But it’s not a joke, or a placeholder: it’s the font that somebody, somewhere – possibly, even, a committee – has decided should be used to showcase British design talent on the biggest, brightest stage of them all. I feel ashamed every time I look at it, and you know what? I could absolutely have done a better job.

(Also terrible: the logo, which I have ranted about elsewhere, and the mascots, which are so bizarrely awful that I almost can’t bring myself to mention them at all, but just for comparison, here is Misha, the mascot of the 1980 Moscow Olympics. Misha, for the avoidance of doubt, is a bear:

Misha the Olympic bear

…and here are Wenlock and Mandeville, the mascots of the 2012 London Olympics:

wenlock and mandeville

Wenlock and Mandeville are, uh, they’re…aliens? In…cycle helmets? Cute! I want one!

Still, at least they aren’t named after a small-town law firm. Oh.)

Olympic countdown

I walked past the Olympic countdown clock in Trafalgar Square this morning:

Olympics countdown clock

It went up last night and it will count down the 500 days until the London Olympics begin next August. I walk across Trafalgar Square every weekday, so I’ll be able to keep a close eye on it and make sure nobody’s cheating.

Tickets for the various Olympic events also went on sale today. The process for buying them seems complicated, excluding and unfair, but I’m still going to try to get hold of some, which I suppose is what they’re counting on. If you have a monopoly on a hugely popular commodity, you can pretty much do what you like with it.

It’s disappointing that the ticket sales mechanism is so badly-designed, but not as disappointing as the design of that logo. Have another look at it:

London 2012 logo

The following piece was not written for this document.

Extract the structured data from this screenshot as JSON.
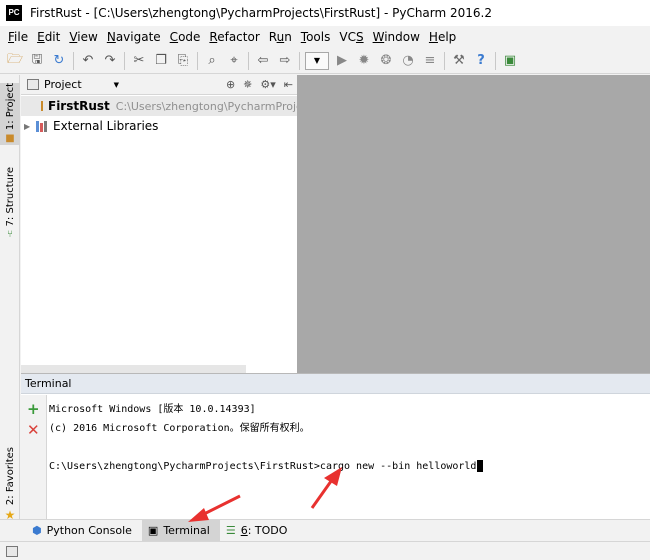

I mean, what? It doesn’t even look like anything. It certainly doesn’t look like the numbers “2012”, unless you squint really hard. When it was first unveiled four years ago we were assured that we’d get used to it. Tessa Jowell, my MP and at that time the Olympics Minister, said:

“This is an iconic brand that sums up what London 2012 is all about – an inclusive, welcoming and diverse Games that involves the whole country.

“It takes our values to the world beyond our shores, acting both as an invitation and an inspiration.

“This is not just a marketing logo, but a symbol that will become familiar, instantly recognisable and associated with our Games in so many ways during the next five years.”

That’s clearly all bollocks, but what is especially bollocks is the part about it being “iconic”. When you use the word “iconic” to describe something that looks like this:

London 2012 logo

You pretty much defile its use to describe things that look like this:

Union flag

Or like this:

Penguin Classics covers

Or like this:

London Underground map

Still, at least the London 2012 website doesn’t look like this any more: 2007 design

I suppose that’s something.

The Olympics!

It’s the Olympics!  Ratta-tatta-taaaa, ratta-tatta-taaa, Olympics, woo!  Olympics, woo!

I am recording the opening ceremony so I can watch it this evening, when everybody else is at the pub.  And then I’m going to spend all weekend watching it (the events, not just the opening ceremony over and over again, although opening ceremonies of major sporting events are one of the best things in the world.  They’re so well-intentioned and friendly and joyful, and also so very odd).

I love the Olympics.  Will everything be happening at night, though, or while I’m at work?  Timings-wise, it can’t be worse than Sydney, and I don’t remember having to get up in the middle of the night eight years ago.  But I may have just forgotten.